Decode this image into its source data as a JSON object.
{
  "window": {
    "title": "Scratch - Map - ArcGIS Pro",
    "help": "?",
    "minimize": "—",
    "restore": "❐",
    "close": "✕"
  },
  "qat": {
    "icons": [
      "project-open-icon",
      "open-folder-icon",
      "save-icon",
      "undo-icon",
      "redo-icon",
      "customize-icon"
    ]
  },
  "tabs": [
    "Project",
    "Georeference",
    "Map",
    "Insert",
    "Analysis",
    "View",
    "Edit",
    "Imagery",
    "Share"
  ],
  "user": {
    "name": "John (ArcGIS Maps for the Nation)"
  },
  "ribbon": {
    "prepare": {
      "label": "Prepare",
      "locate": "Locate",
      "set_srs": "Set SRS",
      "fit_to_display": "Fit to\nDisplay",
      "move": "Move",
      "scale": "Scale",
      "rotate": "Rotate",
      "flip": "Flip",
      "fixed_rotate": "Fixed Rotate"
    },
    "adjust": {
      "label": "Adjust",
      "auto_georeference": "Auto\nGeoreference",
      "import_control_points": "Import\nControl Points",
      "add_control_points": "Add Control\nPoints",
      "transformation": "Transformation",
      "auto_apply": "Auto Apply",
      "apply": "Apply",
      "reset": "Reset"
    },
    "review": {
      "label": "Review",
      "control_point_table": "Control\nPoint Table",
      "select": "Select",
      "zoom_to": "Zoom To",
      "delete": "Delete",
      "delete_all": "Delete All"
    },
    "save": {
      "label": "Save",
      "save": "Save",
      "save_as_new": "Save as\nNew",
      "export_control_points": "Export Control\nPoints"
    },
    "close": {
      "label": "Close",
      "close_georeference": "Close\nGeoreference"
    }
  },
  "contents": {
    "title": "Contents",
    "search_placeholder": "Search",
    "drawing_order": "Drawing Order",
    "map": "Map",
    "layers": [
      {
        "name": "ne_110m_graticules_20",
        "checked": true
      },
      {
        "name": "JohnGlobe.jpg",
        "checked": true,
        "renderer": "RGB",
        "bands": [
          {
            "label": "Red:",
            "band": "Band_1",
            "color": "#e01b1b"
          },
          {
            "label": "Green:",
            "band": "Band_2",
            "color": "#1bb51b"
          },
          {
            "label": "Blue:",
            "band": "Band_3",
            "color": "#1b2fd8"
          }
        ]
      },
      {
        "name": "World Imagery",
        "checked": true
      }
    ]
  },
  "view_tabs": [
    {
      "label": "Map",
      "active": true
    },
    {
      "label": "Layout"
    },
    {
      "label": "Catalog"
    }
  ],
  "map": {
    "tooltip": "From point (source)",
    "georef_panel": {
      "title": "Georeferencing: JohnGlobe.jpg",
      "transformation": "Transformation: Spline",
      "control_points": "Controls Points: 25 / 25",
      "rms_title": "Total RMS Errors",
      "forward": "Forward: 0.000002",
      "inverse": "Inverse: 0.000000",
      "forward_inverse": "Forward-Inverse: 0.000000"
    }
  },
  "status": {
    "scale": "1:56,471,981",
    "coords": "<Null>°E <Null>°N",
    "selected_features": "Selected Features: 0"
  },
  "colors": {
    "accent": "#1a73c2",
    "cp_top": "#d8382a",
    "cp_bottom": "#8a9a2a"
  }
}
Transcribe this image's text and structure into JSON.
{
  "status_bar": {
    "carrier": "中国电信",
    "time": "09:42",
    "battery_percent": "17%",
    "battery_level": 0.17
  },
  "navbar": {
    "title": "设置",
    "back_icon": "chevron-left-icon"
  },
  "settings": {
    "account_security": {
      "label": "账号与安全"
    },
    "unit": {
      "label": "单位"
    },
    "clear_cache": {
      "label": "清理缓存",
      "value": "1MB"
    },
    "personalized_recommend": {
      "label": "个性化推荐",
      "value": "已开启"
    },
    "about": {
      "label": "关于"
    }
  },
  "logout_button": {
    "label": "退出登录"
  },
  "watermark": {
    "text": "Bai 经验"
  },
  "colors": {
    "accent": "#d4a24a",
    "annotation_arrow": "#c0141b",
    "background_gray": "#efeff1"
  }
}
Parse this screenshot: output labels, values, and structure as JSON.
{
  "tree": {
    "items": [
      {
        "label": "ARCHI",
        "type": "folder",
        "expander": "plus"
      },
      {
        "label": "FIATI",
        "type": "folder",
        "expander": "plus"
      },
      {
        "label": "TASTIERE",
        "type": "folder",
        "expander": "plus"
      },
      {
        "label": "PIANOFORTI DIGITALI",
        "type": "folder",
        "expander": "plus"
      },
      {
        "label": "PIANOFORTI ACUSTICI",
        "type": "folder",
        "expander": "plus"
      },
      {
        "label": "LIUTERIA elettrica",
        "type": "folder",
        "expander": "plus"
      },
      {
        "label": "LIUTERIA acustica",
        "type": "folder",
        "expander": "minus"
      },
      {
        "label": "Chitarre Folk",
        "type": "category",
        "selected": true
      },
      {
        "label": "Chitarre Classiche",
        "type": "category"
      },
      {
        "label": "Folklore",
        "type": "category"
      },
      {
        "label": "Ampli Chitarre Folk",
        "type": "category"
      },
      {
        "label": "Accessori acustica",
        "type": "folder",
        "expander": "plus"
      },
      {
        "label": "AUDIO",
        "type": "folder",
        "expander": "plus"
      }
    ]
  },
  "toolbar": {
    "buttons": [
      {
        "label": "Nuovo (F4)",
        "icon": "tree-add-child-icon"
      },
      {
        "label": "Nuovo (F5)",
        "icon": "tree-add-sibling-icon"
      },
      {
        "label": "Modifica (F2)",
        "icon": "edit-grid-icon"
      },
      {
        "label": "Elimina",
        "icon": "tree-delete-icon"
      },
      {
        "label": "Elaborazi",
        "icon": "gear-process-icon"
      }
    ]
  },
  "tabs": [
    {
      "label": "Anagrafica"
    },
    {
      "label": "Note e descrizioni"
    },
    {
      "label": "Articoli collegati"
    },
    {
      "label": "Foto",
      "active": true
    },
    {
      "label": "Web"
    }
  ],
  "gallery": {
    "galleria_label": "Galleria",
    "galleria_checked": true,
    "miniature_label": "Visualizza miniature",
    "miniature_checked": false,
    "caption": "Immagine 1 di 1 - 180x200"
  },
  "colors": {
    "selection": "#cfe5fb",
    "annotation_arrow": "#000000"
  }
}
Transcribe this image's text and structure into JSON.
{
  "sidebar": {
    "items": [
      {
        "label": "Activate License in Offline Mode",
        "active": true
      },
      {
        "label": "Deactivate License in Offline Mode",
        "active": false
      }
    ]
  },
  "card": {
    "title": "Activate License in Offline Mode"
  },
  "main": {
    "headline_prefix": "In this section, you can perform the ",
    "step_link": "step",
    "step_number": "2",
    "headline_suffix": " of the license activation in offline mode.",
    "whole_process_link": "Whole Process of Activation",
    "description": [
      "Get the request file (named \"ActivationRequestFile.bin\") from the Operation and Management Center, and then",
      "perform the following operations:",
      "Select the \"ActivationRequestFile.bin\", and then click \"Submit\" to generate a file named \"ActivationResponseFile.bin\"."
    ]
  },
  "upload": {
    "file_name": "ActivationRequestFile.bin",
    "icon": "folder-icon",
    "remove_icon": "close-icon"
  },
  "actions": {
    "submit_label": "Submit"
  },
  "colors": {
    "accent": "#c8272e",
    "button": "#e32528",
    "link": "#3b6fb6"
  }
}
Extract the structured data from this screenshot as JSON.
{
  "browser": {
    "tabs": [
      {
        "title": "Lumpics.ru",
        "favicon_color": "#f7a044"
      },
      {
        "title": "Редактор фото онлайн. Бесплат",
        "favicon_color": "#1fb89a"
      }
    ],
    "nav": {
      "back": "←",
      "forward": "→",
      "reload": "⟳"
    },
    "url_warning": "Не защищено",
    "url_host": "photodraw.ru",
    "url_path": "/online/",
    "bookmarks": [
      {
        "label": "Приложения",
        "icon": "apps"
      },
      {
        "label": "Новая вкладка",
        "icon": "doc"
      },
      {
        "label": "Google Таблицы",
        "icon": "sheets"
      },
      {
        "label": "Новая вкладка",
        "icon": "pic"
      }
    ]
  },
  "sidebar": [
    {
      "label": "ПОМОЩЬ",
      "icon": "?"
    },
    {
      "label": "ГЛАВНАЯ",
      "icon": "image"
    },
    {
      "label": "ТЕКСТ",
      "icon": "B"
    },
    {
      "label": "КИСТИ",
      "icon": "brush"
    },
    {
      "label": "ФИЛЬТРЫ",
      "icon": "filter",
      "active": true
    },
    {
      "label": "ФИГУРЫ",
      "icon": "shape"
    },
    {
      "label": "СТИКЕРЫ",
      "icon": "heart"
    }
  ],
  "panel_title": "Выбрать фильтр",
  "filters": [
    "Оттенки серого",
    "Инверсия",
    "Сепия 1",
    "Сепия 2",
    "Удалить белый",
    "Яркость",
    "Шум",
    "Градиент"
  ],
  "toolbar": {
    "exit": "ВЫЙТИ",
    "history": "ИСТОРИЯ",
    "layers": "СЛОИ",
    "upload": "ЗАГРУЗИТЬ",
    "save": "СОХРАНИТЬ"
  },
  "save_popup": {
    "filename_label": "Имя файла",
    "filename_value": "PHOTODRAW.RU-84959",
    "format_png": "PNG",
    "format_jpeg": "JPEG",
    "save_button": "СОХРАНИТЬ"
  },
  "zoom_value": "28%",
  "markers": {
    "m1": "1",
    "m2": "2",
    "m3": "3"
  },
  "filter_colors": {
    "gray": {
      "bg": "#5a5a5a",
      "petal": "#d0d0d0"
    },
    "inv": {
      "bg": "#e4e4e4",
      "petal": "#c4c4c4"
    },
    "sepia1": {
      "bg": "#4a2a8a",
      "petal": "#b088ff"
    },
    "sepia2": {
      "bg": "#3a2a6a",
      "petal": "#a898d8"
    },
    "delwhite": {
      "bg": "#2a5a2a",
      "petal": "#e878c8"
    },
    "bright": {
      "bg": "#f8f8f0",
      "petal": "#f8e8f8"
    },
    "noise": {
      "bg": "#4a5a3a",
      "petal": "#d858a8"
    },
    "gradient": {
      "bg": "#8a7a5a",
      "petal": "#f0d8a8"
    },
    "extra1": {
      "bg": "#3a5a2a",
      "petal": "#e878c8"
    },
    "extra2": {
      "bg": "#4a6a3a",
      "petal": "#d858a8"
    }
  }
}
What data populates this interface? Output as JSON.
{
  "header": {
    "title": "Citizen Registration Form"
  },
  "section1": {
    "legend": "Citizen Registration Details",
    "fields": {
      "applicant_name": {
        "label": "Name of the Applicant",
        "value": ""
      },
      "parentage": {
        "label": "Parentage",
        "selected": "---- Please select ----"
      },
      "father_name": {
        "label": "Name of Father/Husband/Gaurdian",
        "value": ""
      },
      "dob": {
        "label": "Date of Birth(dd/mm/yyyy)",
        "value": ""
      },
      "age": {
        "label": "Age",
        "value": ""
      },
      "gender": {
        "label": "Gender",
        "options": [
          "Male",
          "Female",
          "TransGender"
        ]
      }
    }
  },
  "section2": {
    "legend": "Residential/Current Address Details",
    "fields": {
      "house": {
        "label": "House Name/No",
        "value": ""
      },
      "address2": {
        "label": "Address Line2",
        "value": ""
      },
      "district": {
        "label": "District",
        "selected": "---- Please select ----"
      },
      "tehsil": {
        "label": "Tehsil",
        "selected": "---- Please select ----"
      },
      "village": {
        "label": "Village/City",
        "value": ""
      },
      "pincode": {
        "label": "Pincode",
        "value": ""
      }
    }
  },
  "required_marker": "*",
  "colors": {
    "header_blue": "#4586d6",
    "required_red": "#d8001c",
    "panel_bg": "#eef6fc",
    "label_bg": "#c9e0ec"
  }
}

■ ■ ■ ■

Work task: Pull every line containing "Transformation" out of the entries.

Reply:
      "transformation": "Transformation",
      "transformation": "Transformation: Spline",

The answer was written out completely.